╭─ AVAILABLE DATA

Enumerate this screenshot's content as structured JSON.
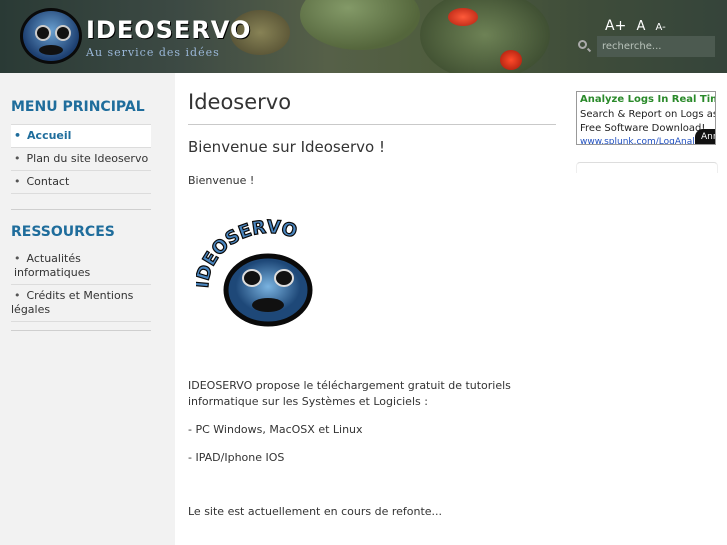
{
  "header": {
    "brand": "IDEOSERVO",
    "tagline": "Au service des idées",
    "font_size_controls": [
      "A+",
      "A",
      "A-"
    ],
    "search": {
      "placeholder": "recherche..."
    }
  },
  "sidebar": {
    "main_menu": {
      "title": "MENU PRINCIPAL",
      "items": [
        "Accueil",
        "Plan du site Ideoservo",
        "Contact"
      ]
    },
    "resources": {
      "title": "RESSOURCES",
      "items": [
        "Actualités informatiques",
        "Crédits et Mentions légales"
      ]
    }
  },
  "main": {
    "page_title": "Ideoservo",
    "subtitle": "Bienvenue sur Ideoservo !",
    "greeting": "Bienvenue !",
    "logo_text": "IDEOSERVO",
    "intro": "IDEOSERVO propose le téléchargement gratuit de tutoriels informatique sur les Systèmes et Logiciels :",
    "list": [
      "- PC Windows, MacOSX et Linux",
      "- IPAD/Iphone IOS"
    ],
    "status": "Le site est actuellement en cours de refonte..."
  },
  "ad": {
    "title": "Analyze Logs In Real Time",
    "line1": "Search & Report on Logs as th",
    "line2": "Free Software Download!",
    "url": "www.splunk.com/LogAnaly",
    "button": "Ann"
  },
  "colors": {
    "accent": "#1f6d9c",
    "ad_title": "#2a8a2a"
  }
}
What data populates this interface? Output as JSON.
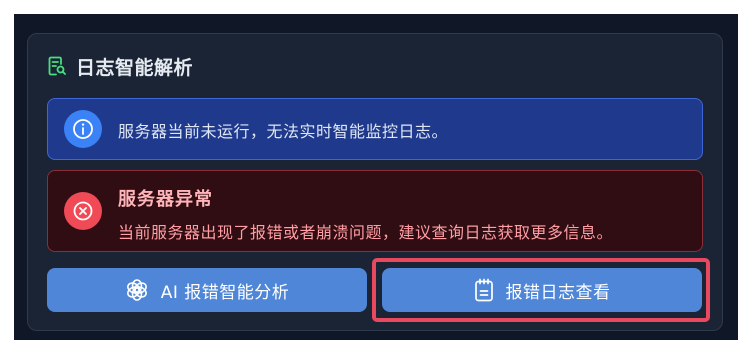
{
  "panel": {
    "title": "日志智能解析",
    "title_icon": "log-search-icon"
  },
  "info_alert": {
    "icon": "info-icon",
    "message": "服务器当前未运行，无法实时智能监控日志。"
  },
  "error_alert": {
    "icon": "error-x-icon",
    "title": "服务器异常",
    "message": "当前服务器出现了报错或者崩溃问题，建议查询日志获取更多信息。"
  },
  "actions": {
    "ai_label": "AI 报错智能分析",
    "ai_icon": "ai-knot-icon",
    "log_label": "报错日志查看",
    "log_icon": "notepad-icon"
  },
  "colors": {
    "background": "#101726",
    "card": "#1b2434",
    "info_bg": "#1f3a8c",
    "error_bg": "#300d12",
    "button": "#4f86d8",
    "highlight": "#e8495f",
    "title_icon": "#4ade80"
  }
}
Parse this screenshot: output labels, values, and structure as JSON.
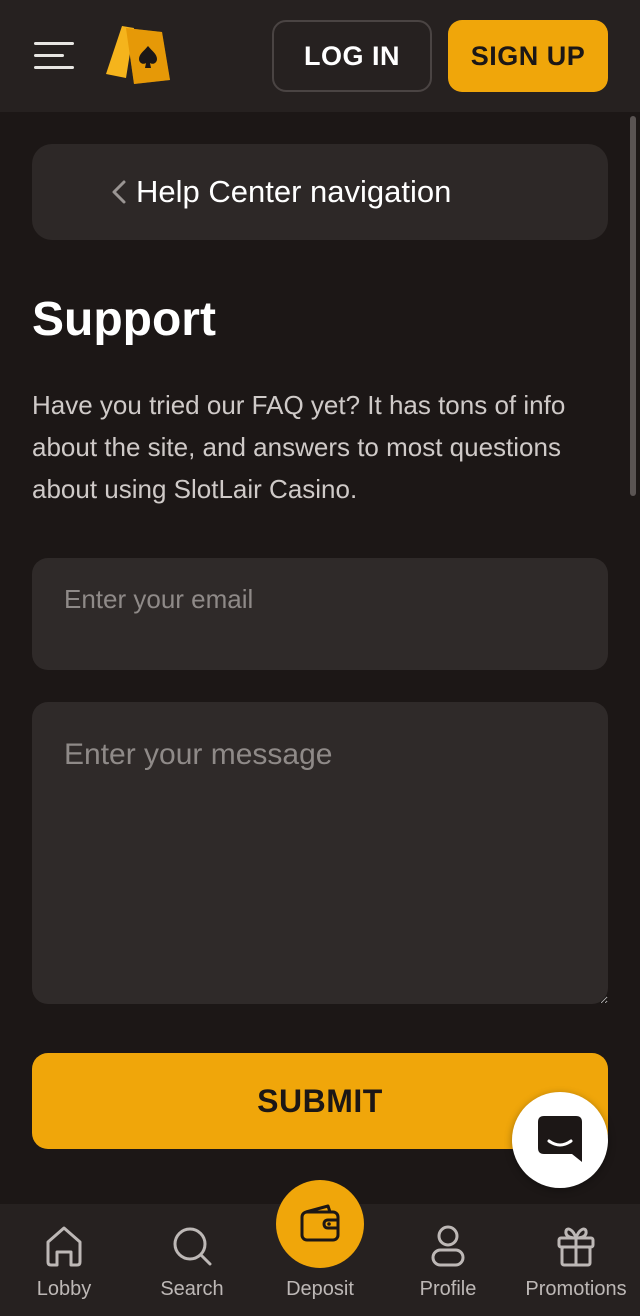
{
  "header": {
    "login_label": "LOG IN",
    "signup_label": "SIGN UP"
  },
  "help_nav": {
    "label": "Help Center navigation"
  },
  "support": {
    "title": "Support",
    "description": "Have you tried our FAQ yet? It has tons of info about the site, and answers to most questions about using SlotLair Casino."
  },
  "form": {
    "email_placeholder": "Enter your email",
    "message_placeholder": "Enter your message",
    "submit_label": "SUBMIT"
  },
  "bottom_nav": {
    "items": [
      {
        "label": "Lobby",
        "icon": "home-icon"
      },
      {
        "label": "Search",
        "icon": "search-icon"
      },
      {
        "label": "Deposit",
        "icon": "wallet-icon"
      },
      {
        "label": "Profile",
        "icon": "user-icon"
      },
      {
        "label": "Promotions",
        "icon": "gift-icon"
      }
    ]
  },
  "colors": {
    "accent": "#f0a60a",
    "background": "#1c1716",
    "surface": "#2d2827",
    "header": "#262120"
  }
}
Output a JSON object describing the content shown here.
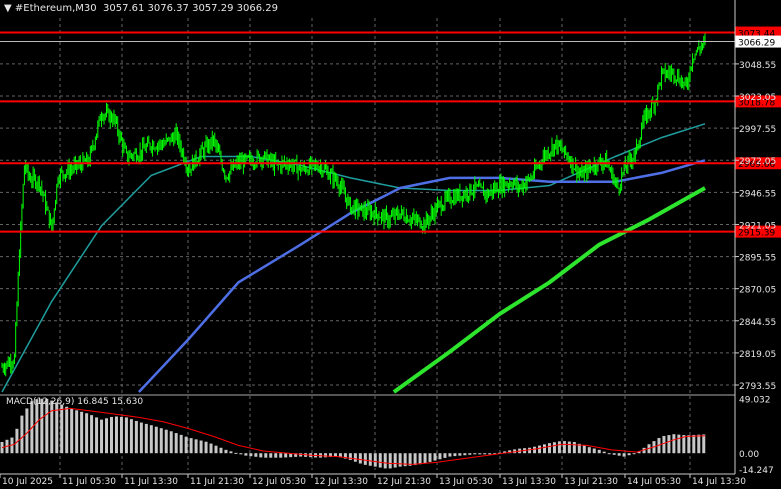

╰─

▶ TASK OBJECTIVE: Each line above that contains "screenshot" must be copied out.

▶ RESULT FOR THIS EXERCISE:
Enumerate this screenshot's content as structured JSON.
Parse this screenshot: output labels, values, and structure as JSON.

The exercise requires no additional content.